Do mums come back in pots?

Potted mums are autumn classics, with late-season color that boosts curb appeal or brightens a Thanksgiving table. … Treat your potted mums with care, and they’ll come back whether you maintain them in the pot or plant them out in the garden.

Can mums survive the winter in pots?

With potted mums, the first key is to never let them endure a freeze in their pot or container. Mums can survive light frosts and cold fairly easy, but a hard freeze can eliminate roots in pots permanently. Once potted mums have endured a hard freeze, their chances for surviving winter are slim.

What do you do with potted fall mums?

Bury the Pots

One option is to try to overwinter the mums by burying the pots in the garden. Cut back the deceased foliage to the surface of the soil and bury the pot up to the edge. This will help keep the roots warm. A layer of mulch on top of the pots will also help keep the roots warm.

How often should I water potted mums?

per week
Don’t let your mums get too dry or wilt between waterings. Water your potted mums at least every other day. They like to get about 1 inch of water per week. Water at the soil level (the base of the plant) and not on top of the foliage.

How do I save my potted mums for next year?

Should I repot my mums?

Always repot a purchased potted mum plant when you get it home. They are usually root-bound, meaning that the roots are taking up the majority of the pot. Replant the mums in a container larger than the one it came in so the roots have room to spread out and breathe.

How do I know if I am over or under watering?

If the soil is wet, it’s overwatered – if it’s dry, it’s underwatered. Browning edges: Another symptom that can go both ways. Determine which by feeling the leaf showing browning: if it feels crispy and light, it is underwatered. If it feels soft and limp, it is overwatered.

Can mums survive indoors?

Indoor Mum Care: Growing Chrysanthemums Indoors. … Growing chrysanthemums indoors is easy and requires little special care beyond watering, good soil and drainage. Once the blooms are spent, you can keep the plant around for its deeply etched foliage.

Should I deadhead chrysanthemums?

Deadhead often for lasting blooms. Take off wilted blooms and deceased stems/leaves not only makes your mums look more beautiful, it helps your plant to bloom longer. Once your mums stop blooming, you can place them in the ground outdoors once the weather starts to warm.
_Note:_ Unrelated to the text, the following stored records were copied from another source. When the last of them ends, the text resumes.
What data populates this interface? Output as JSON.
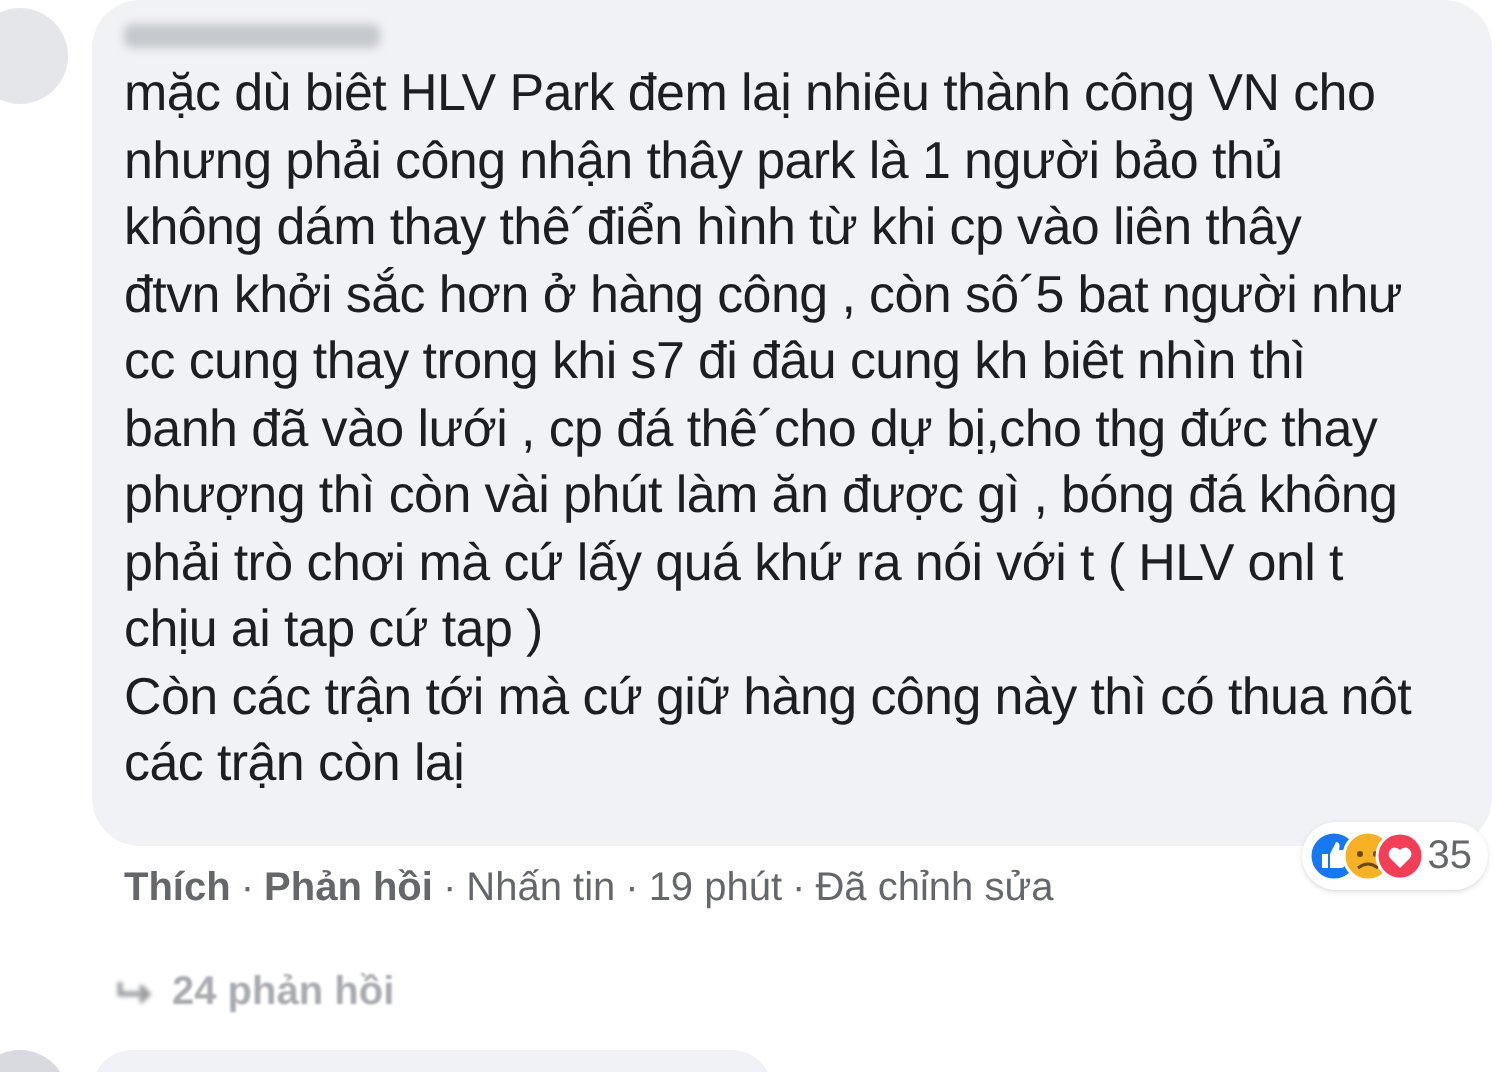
{
  "comment": {
    "lines": [
      "mặc dù biêt HLV Park đem laị nhiêu thành công VN cho",
      "nhưng phải công nhận thây park là 1 người bảo thủ",
      "không dám thay thê´điển hình từ khi cp vào liên thây",
      "đtvn khởi sắc hơn ở hàng công , còn sô´5 bat người như",
      "cc cung thay trong khi s7 đi đâu cung kh biêt nhìn thì",
      "banh đã vào lưới , cp đá thê´cho dự bị,cho thg đức thay",
      "phượng thì còn vài phút làm ăn được gì , bóng đá không",
      "phải trò chơi mà cứ lấy quá khứ ra nói với t ( HLV onl t",
      "chịu ai tap cứ tap )",
      "Còn các trận tới mà cứ giữ hàng công này thì có thua nôt",
      "các trận còn laị"
    ],
    "reaction_count": "35",
    "actions": [
      {
        "label": "Thích",
        "kind": "link"
      },
      {
        "label": "Phản hồi",
        "kind": "link"
      },
      {
        "label": "Nhấn tin",
        "kind": "meta"
      },
      {
        "label": "19 phút",
        "kind": "meta"
      },
      {
        "label": "Đã chỉnh sửa",
        "kind": "meta"
      }
    ],
    "separator": "·",
    "replies": "24 phản hồi"
  }
}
Can you split potted mums in half?

Remove it from the soil in one piece and then using a spade or a garden knife, separate the outer portions of the plant from the center. The center portion can be discarded. Divide the outer sections into smaller pieces and replant them immediately, whether it’s into the ground or in a new container.